But, whoever she was, this is a valuable book. The relationship drawn between Ronstadt’s life, personality and music isn’t particularly deep, of course, but the outline is convincing and affectionate. And, if there is hardly time to fully explore the mountain range worth of crap an exceptionally sensitive soul residing in the body of a gorgeous, massively insecure femme had to put up with in the Cocaine Cowboy L.A. of the sixties and seventies, there is certainly enough to give a flavor.
That, plus copious quotes the singer herself gave various interviewers in the early years, before exceptional fame made her even more guarded than nature had already done.
The most telling of those was this:
“The only way I got through high school was by keeping a record player going constantly in my mind.”
No thousand pages on the price inevitably exacted by industrial education systems, or why people keep shooting up schoolrooms, could ever say more.
As for those which have fallen prey to my new commitment to waste as little of my life as possible going forward:
The Grid (Philip Kerr, 1995)
Generally engaging pulp writer attempts to imitate a novel written by a computer. Succeeds all too well.
Abandoned on page 80.
Saints Rest (Thomas Gifford, 1997)
The word is that the “traditional” publishing industry is dying because of technology (never mind that technology had, in every single previous generation dating back several thousand years, been an incomparable boon to the same industry). Maybe we should take a closer look at the possibility that continually publishing books with no redeeming virtues whatsoever played a part?
I mean when a sentence that reads “How in the name of all that was holy had it come to this?” passes for a relief because at least it’s brief…and the author is well known…and the blurbs are copious…
Well, maybe that’s just an industry that wants to die.
The book, for what it’s worth, concerns political intrigue of the Saintly-Democrat-Defending-America-From-Evil-Republican-Fascists variety. For the opposite number you probably have to go to a religious press, but honestly I’ve never come across one of these that was any good, irrespective of viewpoint, so call this one my bad.

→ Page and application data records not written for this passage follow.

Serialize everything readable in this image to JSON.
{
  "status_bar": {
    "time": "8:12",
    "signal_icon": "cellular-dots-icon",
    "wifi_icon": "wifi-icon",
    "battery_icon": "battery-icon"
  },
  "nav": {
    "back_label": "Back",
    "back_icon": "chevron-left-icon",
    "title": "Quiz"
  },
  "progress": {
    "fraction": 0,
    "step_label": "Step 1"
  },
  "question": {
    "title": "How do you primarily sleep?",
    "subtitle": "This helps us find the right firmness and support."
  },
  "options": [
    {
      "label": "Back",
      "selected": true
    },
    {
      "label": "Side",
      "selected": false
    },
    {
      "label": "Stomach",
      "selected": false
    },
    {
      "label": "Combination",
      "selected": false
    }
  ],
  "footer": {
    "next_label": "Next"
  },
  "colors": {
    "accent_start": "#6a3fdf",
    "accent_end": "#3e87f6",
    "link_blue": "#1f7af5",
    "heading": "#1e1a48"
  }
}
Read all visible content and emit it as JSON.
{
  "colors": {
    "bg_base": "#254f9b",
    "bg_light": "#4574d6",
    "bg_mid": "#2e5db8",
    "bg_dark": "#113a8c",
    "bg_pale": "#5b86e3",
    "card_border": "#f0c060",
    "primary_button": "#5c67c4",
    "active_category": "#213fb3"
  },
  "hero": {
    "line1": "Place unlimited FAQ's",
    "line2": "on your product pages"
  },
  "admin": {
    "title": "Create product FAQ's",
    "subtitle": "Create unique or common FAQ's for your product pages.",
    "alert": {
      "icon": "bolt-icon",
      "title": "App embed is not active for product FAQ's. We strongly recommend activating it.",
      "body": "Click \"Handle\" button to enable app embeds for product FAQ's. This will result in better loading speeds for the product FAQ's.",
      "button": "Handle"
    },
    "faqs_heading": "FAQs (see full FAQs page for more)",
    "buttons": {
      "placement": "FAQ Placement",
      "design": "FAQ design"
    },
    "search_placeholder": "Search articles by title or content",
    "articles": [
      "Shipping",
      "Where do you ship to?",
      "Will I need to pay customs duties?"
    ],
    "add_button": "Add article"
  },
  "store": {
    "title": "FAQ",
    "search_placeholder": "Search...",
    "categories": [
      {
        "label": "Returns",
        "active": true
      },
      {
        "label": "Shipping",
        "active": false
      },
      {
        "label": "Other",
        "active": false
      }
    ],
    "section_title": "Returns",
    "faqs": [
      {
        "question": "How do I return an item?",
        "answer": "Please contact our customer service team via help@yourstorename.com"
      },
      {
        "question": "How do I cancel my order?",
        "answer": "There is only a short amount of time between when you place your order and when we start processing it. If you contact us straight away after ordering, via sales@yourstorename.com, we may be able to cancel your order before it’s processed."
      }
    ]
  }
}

Abandoned on page 78.
…I also read a couple of books which I’ll be reviewing for BWW soon, so it wasn’t really all that slack a month, just a little less than I’d hoped for.
Til next time….